"The Plague" were interesting villains.They basically served the Boba Fett type role of unknown badasses with cool costumes who get called upon by the big bad (the Drake) when he can't defeat the hero to seal the deal. There is a bizarre scene in their hideout where they have a squid creature in their box. It doesn't make any sense and is never explained. Perhaps this is a reference to something from a grindhouse movie that went straight over my head. Or maybe its there to show that this doesn't take place in our universe? But if that is the case I figured that one out long before I saw the octopus/tentacles/Cthulhu. Perhaps it was just meant to be random and funny but if so it just didn't fit in with the bleak tone.
Overall I still feel that the original trailer (and even the real trailer for this movie) works better as a short than as a full-length movie. The first trailer made for the contest was more tongue-in-cheek and humorous than the movie we actually got. While I liked this movie and it was decently made, it's not something I plan on watching again. I know that the point of the movie was to not hold anything and I give credit to Hobo with a Shotgun for making this type of movie with no apologies. Although the movie had a limited theatrical release I think it will gain a bit of a cult following. Hobo with a Shotgun certainly isn't for everyone and it went unrated in the US. If you can get past the violence and gore, are into grindhouse and exploitation flicks, or are a huge Rutger Hauer fan will probably like it. Otherwise this movie probably won't be your cup of tea, or should I say bag of blood in this case.
Similarly to Hobo with a Shotgun, Machete was based on a fake trailer in Grindhouse. Although I liked Machete better, I feel that Hobo with a Shotgun was closer to an original grindhouse film (or perhaps a Troma film as some people have mentioned though I have yet to see any of those) as it was set in 70s/80s, had a much lower budget, and didn't have celebrity cameos. That said, I haven't seen that many old school grindhouse/exploitation movies so I'm not really sure how close it is. Although its not directly related, my favorite movie along the lines of these is Black Dynamite. I wrote about it earlier on this blog but I loved how it was able to be a blaxploitation movie that looked like it was made in the 70s as well as being a parody and loving homage to them at the same time.
As I alluded to earlier my next post (after a special blogathon post) will be on The Artist. After that I will be doing a series of wrap-up post that feature three movies a piece.
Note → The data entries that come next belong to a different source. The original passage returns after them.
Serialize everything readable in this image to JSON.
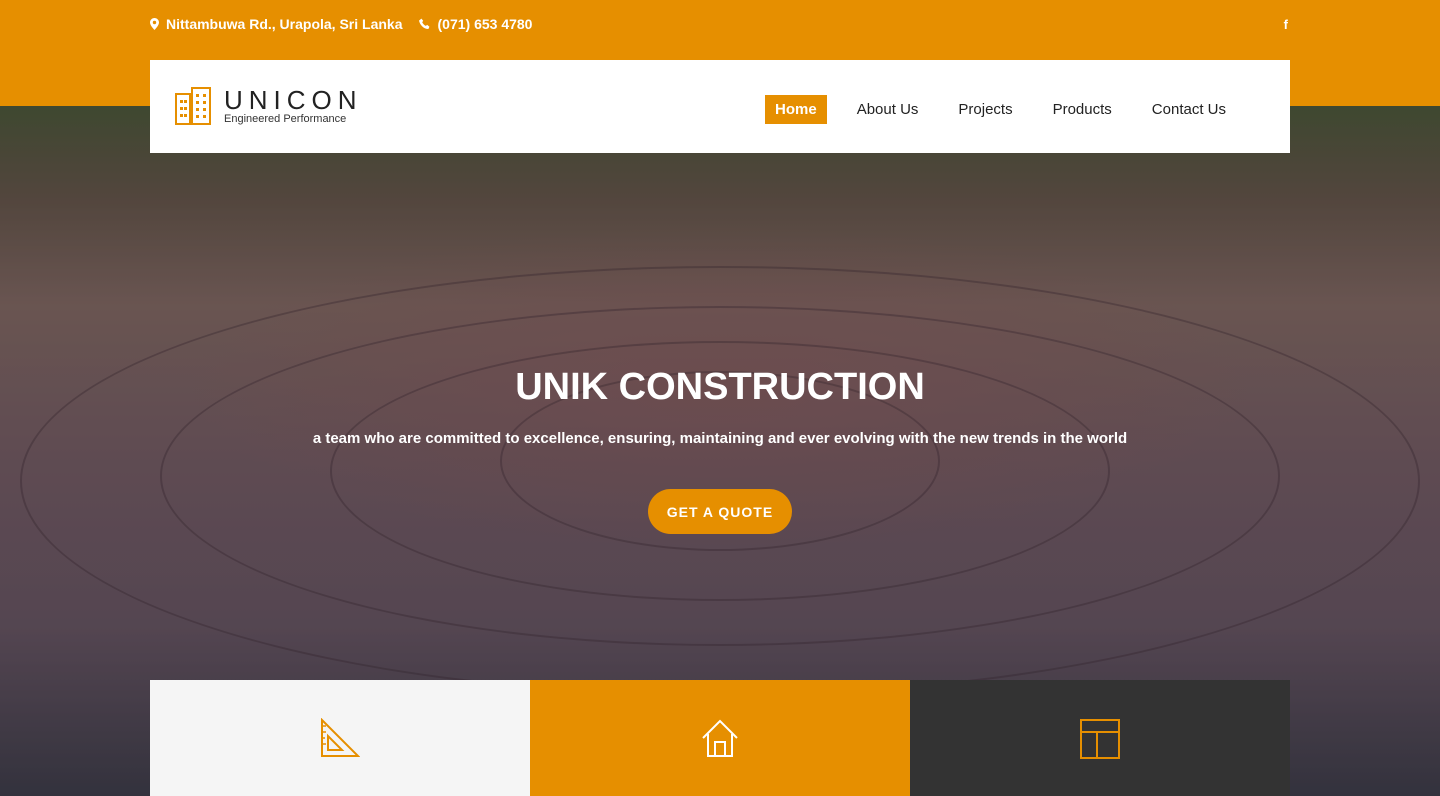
{
  "topbar": {
    "address": "Nittambuwa Rd., Urapola, Sri Lanka",
    "phone": "(071) 653 4780",
    "social": "f",
    "address_icon": "map-pin-icon",
    "phone_icon": "phone-icon",
    "color": "#e68f00"
  },
  "logo": {
    "name": "UNICON",
    "tagline": "Engineered Performance",
    "icon": "building-icon"
  },
  "nav": {
    "items": [
      {
        "label": "Home",
        "active": true
      },
      {
        "label": "About Us",
        "active": false
      },
      {
        "label": "Projects",
        "active": false
      },
      {
        "label": "Products",
        "active": false
      },
      {
        "label": "Contact Us",
        "active": false
      }
    ]
  },
  "hero": {
    "title": "UNIK CONSTRUCTION",
    "subtitle": "a team who are committed to excellence, ensuring, maintaining and ever evolving with the new trends in the world",
    "cta": "GET A QUOTE"
  },
  "features": [
    {
      "icon": "set-square-icon",
      "bg": "#f5f5f5"
    },
    {
      "icon": "home-icon",
      "bg": "#e68f00"
    },
    {
      "icon": "layout-icon",
      "bg": "#333333"
    }
  ],
  "colors": {
    "accent": "#e68f00",
    "dark": "#333333",
    "light": "#f5f5f5"
  }
}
Most of these are randomly grouped just so I can catch up on the remaining movies I have seen since December. And in case you were wondering, one of these wrap-up will feature my thoughts on Machete!